- Amis, Martin — London Fields (471 pages)
- Morpurgo, Michael — War Horse (182 pages)
- Winterson, Jeanette — Oranges Are Not the Only Fruit (177 pages)
- Robinson, Bruce — Paranoia in the Launderette (43 pages)
- Carter, Angela — Heroes and Villains (152 pages)
- Burroughs, Edgar Rice — A Princess of Mars (209 pages)
- Hill, Susan — The Woman in Black (152 pages)
- Fowler, Karen Joy — Sarah Canary (293 pages)
- Rennison, Nick — 100 Must-Read Prize Winning Novels (174 pages)
- Page count
100 Must-Read Prize Winning Novels is the one exception I'm allowing to my goal of reading only books by authors new to me this year. Nick Rennison is author or co-author of several of the books in the 100 Must-Read series, which you've no doubt figured out by now I like a lot, but I started reading it before I defined my goal.

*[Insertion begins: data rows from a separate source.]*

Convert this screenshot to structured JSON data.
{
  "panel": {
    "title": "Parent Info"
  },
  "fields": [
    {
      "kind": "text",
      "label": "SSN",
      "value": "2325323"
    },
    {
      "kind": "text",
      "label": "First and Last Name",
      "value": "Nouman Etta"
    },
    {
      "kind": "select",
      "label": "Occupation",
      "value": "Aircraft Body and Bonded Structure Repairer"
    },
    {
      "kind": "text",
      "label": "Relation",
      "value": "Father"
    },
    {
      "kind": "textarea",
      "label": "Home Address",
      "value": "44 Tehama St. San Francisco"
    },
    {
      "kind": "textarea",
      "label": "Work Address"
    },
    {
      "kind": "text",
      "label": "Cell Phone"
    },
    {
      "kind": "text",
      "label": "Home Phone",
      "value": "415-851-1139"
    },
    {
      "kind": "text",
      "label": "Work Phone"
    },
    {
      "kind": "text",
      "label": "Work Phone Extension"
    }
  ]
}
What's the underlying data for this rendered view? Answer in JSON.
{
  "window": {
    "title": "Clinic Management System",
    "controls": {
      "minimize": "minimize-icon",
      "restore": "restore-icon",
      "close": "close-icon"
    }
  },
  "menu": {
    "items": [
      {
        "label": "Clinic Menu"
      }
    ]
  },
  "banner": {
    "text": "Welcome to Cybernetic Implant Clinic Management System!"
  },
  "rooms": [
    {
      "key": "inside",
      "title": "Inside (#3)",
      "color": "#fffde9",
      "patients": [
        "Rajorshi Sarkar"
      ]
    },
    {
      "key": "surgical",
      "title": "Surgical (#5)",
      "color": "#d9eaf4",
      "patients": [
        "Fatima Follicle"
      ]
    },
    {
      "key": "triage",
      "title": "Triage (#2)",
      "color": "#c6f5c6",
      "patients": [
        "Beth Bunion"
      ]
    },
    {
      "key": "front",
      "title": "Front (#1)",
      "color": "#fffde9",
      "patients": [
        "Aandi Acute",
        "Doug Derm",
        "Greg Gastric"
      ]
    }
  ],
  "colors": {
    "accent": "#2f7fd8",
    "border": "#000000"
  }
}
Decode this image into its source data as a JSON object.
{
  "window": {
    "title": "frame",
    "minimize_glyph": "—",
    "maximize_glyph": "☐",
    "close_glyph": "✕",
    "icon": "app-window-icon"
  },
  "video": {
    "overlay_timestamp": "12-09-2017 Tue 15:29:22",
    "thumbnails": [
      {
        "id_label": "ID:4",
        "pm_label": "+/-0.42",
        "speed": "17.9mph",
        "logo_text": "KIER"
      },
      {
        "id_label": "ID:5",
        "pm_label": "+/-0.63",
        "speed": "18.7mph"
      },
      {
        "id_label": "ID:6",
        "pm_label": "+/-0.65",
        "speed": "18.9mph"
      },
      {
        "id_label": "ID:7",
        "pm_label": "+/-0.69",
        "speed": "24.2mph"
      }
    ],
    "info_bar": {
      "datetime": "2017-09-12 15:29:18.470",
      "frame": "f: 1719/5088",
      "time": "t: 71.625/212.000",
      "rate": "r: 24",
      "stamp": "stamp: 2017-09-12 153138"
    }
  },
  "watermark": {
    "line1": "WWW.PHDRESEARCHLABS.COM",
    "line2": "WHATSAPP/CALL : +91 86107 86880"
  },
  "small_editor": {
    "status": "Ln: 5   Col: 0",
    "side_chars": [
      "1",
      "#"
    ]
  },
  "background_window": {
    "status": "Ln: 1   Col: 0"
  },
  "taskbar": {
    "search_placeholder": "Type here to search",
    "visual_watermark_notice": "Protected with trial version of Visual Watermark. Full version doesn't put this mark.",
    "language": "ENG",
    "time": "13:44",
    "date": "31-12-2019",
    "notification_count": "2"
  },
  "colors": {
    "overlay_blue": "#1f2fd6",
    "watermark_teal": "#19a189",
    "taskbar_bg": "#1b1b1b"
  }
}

Rennison restricts his list to books published since 1980 (and avoids genre prizes, as those winners would no doubt have been covered in the science fiction, fantasy, crime, and historical 100 Must-Read books), and the contemporary emphasis made me more of aware of or introduce me to books I wasn't familiar with. (That is, even though I have a fairly broad knowledge of book titles and authors, I'm more likely to be familiar with those which have stood the test of time. Thirty-two years is not much time for testing and some gems are likely to get lost amongst the sheer numbers of titles being published. This book does a great job of bringing these to my attention in addition to some of the better known contemporary examples.) As usual, the introductory essay was brilliant and the synopses for each author/book included just enough to justify its selection and provide useful information without being spoilerish.